TASK TO CARRY OUT: Your task is to copy every line of the entries that contains "image".

DATA TO EXAMINE:
═══
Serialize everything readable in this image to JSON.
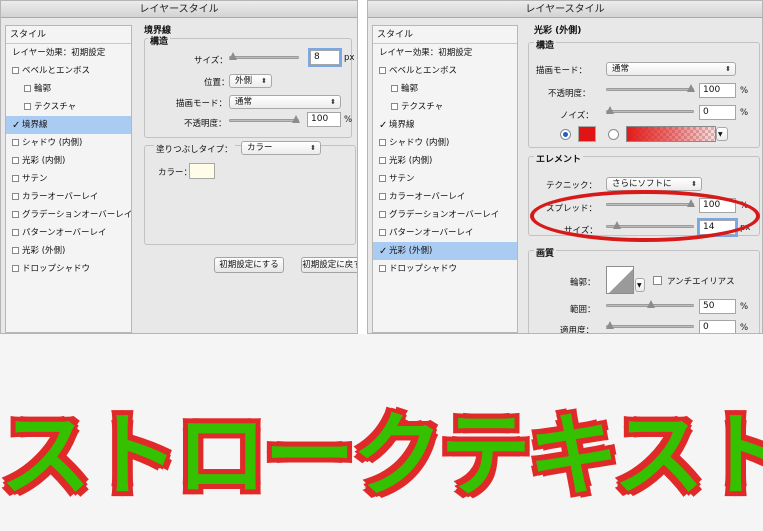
{
  "left_dialog": {
    "title": "レイヤースタイル",
    "sidebar_header": "スタイル",
    "sidebar_items": [
      {
        "label": "レイヤー効果：初期設定",
        "checkbox": false
      },
      {
        "label": "ベベルとエンボス",
        "checkbox": true,
        "checked": false
      },
      {
        "label": "輪郭",
        "checkbox": true,
        "checked": false,
        "sub": true
      },
      {
        "label": "テクスチャ",
        "checkbox": true,
        "checked": false,
        "sub": true
      },
      {
        "label": "境界線",
        "checkbox": true,
        "checked": true,
        "selected": true
      },
      {
        "label": "シャドウ (内側)",
        "checkbox": true,
        "checked": false
      },
      {
        "label": "光彩 (内側)",
        "checkbox": true,
        "checked": false
      },
      {
        "label": "サテン",
        "checkbox": true,
        "checked": false
      },
      {
        "label": "カラーオーバーレイ",
        "checkbox": true,
        "checked": false
      },
      {
        "label": "グラデーションオーバーレイ",
        "checkbox": true,
        "checked": false
      },
      {
        "label": "パターンオーバーレイ",
        "checkbox": true,
        "checked": false
      },
      {
        "label": "光彩 (外側)",
        "checkbox": true,
        "checked": false
      },
      {
        "label": "ドロップシャドウ",
        "checkbox": true,
        "checked": false
      }
    ],
    "section_title": "境界線",
    "group_title": "構造",
    "size_label": "サイズ：",
    "size_value": "8",
    "size_unit": "px",
    "position_label": "位置：",
    "position_value": "外側",
    "blend_label": "描画モード：",
    "blend_value": "通常",
    "opacity_label": "不透明度：",
    "opacity_value": "100",
    "opacity_unit": "%",
    "fill_type_label": "塗りつぶしタイプ：",
    "fill_type_value": "カラー",
    "color_label": "カラー：",
    "color_swatch": "#fffde8",
    "reset_default_button": "初期設定にする",
    "restore_default_button": "初期設定に戻す"
  },
  "right_dialog": {
    "title": "レイヤースタイル",
    "sidebar_header": "スタイル",
    "sidebar_items": [
      {
        "label": "レイヤー効果：初期設定",
        "checkbox": false
      },
      {
        "label": "ベベルとエンボス",
        "checkbox": true,
        "checked": false
      },
      {
        "label": "輪郭",
        "checkbox": true,
        "checked": false,
        "sub": true
      },
      {
        "label": "テクスチャ",
        "checkbox": true,
        "checked": false,
        "sub": true
      },
      {
        "label": "境界線",
        "checkbox": true,
        "checked": true
      },
      {
        "label": "シャドウ (内側)",
        "checkbox": true,
        "checked": false
      },
      {
        "label": "光彩 (内側)",
        "checkbox": true,
        "checked": false
      },
      {
        "label": "サテン",
        "checkbox": true,
        "checked": false
      },
      {
        "label": "カラーオーバーレイ",
        "checkbox": true,
        "checked": false
      },
      {
        "label": "グラデーションオーバーレイ",
        "checkbox": true,
        "checked": false
      },
      {
        "label": "パターンオーバーレイ",
        "checkbox": true,
        "checked": false
      },
      {
        "label": "光彩 (外側)",
        "checkbox": true,
        "checked": true,
        "selected": true
      },
      {
        "label": "ドロップシャドウ",
        "checkbox": true,
        "checked": false
      }
    ],
    "section_title": "光彩 (外側)",
    "structure_title": "構造",
    "blend_label": "描画モード：",
    "blend_value": "通常",
    "opacity_label": "不透明度：",
    "opacity_value": "100",
    "noise_label": "ノイズ：",
    "noise_value": "0",
    "percent_unit": "%",
    "glow_color": "#e01414",
    "elements_title": "エレメント",
    "technique_label": "テクニック：",
    "technique_value": "さらにソフトに",
    "spread_label": "スプレッド：",
    "spread_value": "100",
    "size_label": "サイズ：",
    "size_value": "14",
    "size_unit": "px",
    "quality_title": "画質",
    "contour_label": "輪郭：",
    "antialias_label": "アンチエイリアス",
    "range_label": "範囲：",
    "range_value": "50",
    "jitter_label": "適用度：",
    "jitter_value": "0",
    "annotation_color": "#d81919"
  },
  "headline": {
    "text": "ストロークテキスト",
    "fill_color": "#35c000",
    "stroke_color": "#e02a2a"
  }
}
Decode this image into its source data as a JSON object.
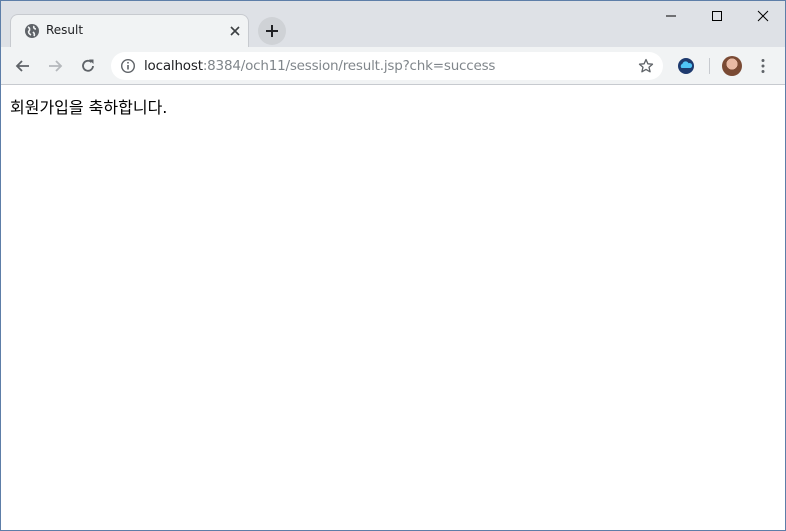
{
  "tab": {
    "title": "Result",
    "favicon": "globe-icon"
  },
  "address_bar": {
    "host": "localhost",
    "path": ":8384/och11/session/result.jsp?chk=success"
  },
  "page": {
    "message": "회원가입을 축하합니다."
  },
  "colors": {
    "titlebar": "#dee1e6",
    "toolbar": "#f1f3f4",
    "window_border": "#5d7ea8"
  }
}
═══
YOUR RESPONSE:
Serialize everything readable in this image to JSON.
Decode this image into its source data as a JSON object.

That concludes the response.